*Exercise prompt*.
Return, from the lines below, each one that includes the word "title".

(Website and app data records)
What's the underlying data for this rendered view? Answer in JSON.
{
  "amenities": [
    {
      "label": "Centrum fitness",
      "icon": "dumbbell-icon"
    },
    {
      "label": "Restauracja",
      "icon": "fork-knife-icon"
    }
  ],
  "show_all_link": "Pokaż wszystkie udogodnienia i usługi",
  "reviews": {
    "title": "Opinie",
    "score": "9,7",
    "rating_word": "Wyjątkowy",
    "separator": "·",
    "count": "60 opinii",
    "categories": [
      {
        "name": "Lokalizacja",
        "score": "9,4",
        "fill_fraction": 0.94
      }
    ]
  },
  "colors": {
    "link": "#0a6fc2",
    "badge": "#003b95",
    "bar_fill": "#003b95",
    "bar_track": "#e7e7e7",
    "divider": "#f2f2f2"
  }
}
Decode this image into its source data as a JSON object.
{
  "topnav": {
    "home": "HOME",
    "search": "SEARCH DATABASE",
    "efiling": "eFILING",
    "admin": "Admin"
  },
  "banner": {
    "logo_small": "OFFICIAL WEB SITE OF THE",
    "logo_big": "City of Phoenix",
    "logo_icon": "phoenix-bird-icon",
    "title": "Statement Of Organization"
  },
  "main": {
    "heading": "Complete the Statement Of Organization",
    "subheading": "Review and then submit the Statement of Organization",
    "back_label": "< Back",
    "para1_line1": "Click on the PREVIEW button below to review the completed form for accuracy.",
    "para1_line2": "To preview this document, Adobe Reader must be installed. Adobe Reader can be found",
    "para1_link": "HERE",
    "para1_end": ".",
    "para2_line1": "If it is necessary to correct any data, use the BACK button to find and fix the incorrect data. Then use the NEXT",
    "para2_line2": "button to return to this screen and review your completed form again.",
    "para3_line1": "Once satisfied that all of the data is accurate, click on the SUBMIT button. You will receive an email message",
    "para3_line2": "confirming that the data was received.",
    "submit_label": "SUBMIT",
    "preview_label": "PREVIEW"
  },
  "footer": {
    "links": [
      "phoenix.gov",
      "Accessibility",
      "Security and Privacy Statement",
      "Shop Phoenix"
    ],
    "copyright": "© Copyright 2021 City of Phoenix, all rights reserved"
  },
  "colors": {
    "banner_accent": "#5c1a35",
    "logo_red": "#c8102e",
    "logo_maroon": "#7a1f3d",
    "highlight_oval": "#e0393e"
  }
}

*Final answer*.
    "title": "Opinie",
    "title": "Statement Of Organization"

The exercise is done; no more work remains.